Sandwell Council is being handed £1,148,188 - the second largest handout of £28m funding being given to local councils across England.

The latest handout brings the total funding from the Government's Controlling Migration Fund to more than £100 million since 2016.

The money is being split between four borough projects which help children from migrant families secure school places, teach new arrivals English, help pupils with special needs and those who have mental health difficulties after experiencing trauma and help families access benefits and services and gain employment.

Cash will go to Sandwell’s Transition Education Partnership Service (STEPS), the Sandwell Language Network (SLN), The Holistic Opportunities for Person-centred Education (HOPE) and Settling Well.

The largest sum is £1,222,380 - which is going to Birmingham City Council.

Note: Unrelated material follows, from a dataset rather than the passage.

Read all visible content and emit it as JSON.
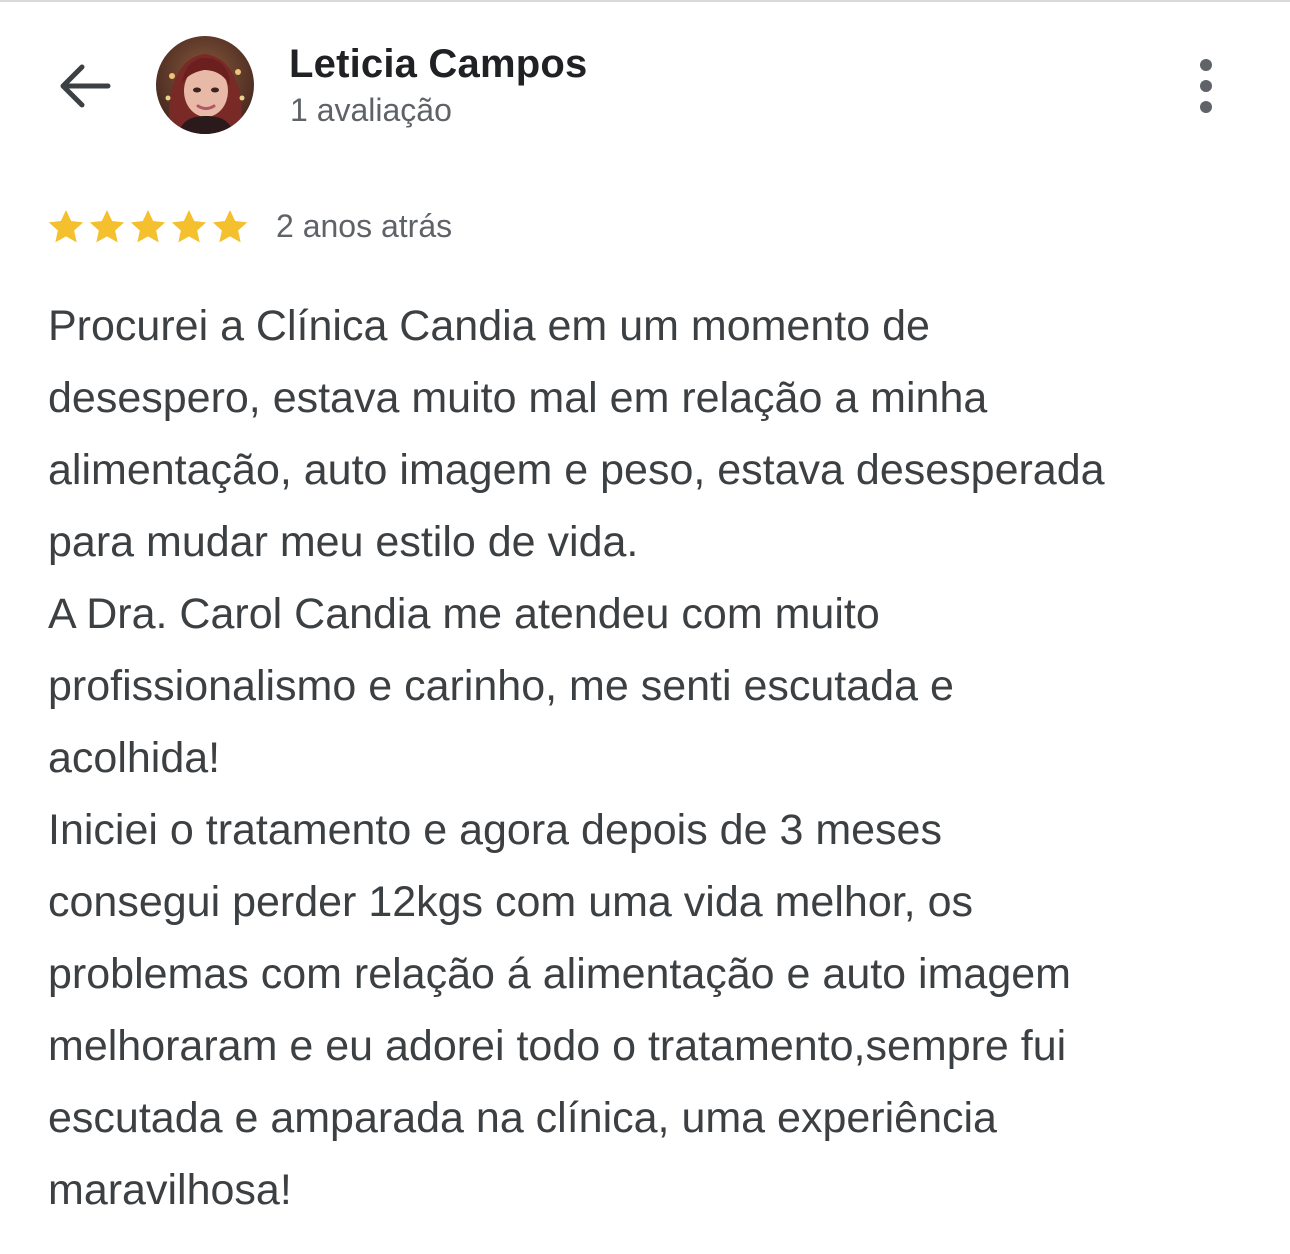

Dudley Council will not receive any cash, while Wolverhampton City Council is getting £223,421.

Announced by Communities Minister Lord Bourne, cash will be allocated to 123 projects across England.

Lord Bourne said: "Whether its tackling rogue landlords who exploit vulnerable migrants, helping new arrivals learn English or supporting care leavers to access education, the Controlling Migration Fund is delivering results across the country and providing services for the benefit of all.

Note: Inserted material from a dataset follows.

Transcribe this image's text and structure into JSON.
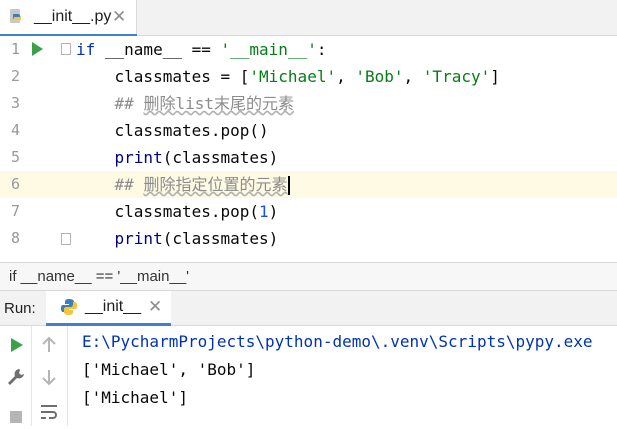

"Each community is unique in the challenges it faces, but the projects we've funded have shown that positive change is possible when people come together and think innovatively about how to support the whole community."

Sandwell’s Transition Education Partnership Service (STEPS), a project to help children from migrant families secure a school place, will get £91k.

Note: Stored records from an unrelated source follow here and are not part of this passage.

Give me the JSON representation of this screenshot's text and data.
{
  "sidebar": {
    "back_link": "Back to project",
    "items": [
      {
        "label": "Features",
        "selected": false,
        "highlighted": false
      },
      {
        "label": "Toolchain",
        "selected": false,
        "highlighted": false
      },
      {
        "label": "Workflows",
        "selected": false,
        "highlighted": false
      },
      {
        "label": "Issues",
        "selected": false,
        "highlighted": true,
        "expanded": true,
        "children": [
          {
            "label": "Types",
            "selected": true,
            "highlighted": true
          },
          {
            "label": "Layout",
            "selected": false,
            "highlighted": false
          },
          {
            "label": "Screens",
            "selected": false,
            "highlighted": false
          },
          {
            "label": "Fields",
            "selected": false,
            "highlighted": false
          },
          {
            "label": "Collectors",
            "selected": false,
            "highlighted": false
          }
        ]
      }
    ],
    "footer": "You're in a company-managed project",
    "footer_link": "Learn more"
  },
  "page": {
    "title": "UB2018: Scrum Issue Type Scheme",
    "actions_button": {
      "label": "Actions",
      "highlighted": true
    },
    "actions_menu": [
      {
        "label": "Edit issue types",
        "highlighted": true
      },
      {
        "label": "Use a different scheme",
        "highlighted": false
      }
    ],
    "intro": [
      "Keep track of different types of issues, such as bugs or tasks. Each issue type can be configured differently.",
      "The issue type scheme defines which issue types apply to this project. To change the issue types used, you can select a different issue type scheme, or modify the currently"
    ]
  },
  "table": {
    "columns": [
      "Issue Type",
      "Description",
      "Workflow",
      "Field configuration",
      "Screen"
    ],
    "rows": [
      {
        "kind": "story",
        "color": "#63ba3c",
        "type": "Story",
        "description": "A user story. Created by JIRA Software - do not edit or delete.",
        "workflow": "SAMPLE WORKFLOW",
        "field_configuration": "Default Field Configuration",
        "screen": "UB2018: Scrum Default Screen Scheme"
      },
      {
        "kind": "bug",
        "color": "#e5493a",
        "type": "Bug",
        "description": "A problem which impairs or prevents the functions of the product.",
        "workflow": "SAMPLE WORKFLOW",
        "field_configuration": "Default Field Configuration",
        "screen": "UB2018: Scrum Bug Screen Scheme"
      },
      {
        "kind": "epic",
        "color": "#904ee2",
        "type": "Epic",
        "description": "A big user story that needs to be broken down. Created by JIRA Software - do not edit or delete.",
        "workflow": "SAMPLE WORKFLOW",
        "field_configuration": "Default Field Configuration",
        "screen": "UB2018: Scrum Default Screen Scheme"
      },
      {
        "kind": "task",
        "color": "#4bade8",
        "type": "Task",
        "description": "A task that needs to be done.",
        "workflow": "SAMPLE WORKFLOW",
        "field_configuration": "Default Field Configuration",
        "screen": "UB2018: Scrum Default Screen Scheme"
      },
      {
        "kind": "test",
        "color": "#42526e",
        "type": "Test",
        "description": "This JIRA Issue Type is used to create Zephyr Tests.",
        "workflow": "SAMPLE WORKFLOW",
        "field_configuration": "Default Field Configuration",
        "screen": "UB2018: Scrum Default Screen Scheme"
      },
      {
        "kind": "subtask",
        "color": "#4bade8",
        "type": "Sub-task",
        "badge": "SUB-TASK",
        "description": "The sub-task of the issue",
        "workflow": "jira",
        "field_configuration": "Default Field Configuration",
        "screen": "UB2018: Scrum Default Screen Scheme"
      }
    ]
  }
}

The centre supports newly arrived families understand the social expectations of the British Education system as well as providing information on housing, benefits and public services.

It helps migrants learn English through adult ESOL classes, safeguards vulnerable arrivals from exploitation, reduces immediate pressure on school resources and assists with community integration.

The Sandwell Language Network (SLN) will get £381,005. The project, which is backed by Sandwell MBC and Sandwell College, offers a range of opportunities for English language learning, supporting employability and building self-reliance by helping people to help themselves.

The Holistic Opportunities for Person-centred Education (HOPE) will get £477,500.

A description of the projects reads: "In Sandwell many people speak a first language other than English and it is home to a constantly increasing number of international new arrival families settling in the borough. 

"Some of the pupils newly arriving in Sandwell have Special Educational Needs including social, emotional and mental health difficulties due to experiencing trauma.

"The HOPE Centre, will use an multi-agency team to assess pupils needs and support pupils whilst they are being allocated a school place. 

"HOPE Centre will also provide support to families through adult learning classes, community events and signposting to other relevant agencies."

Settling Well will get £198,591 to will provide early intervention for migrants.

Community navigators, supported by a specialist advice worker, will deliver practical advice and hands on support to migrants, dealing with their immediate issues and helping them settle permanently in Sandwell.

The service will be delivered by Citizens Advice Sandwell (CA) and Brushstrokes Community Project in community settings across Sandwell.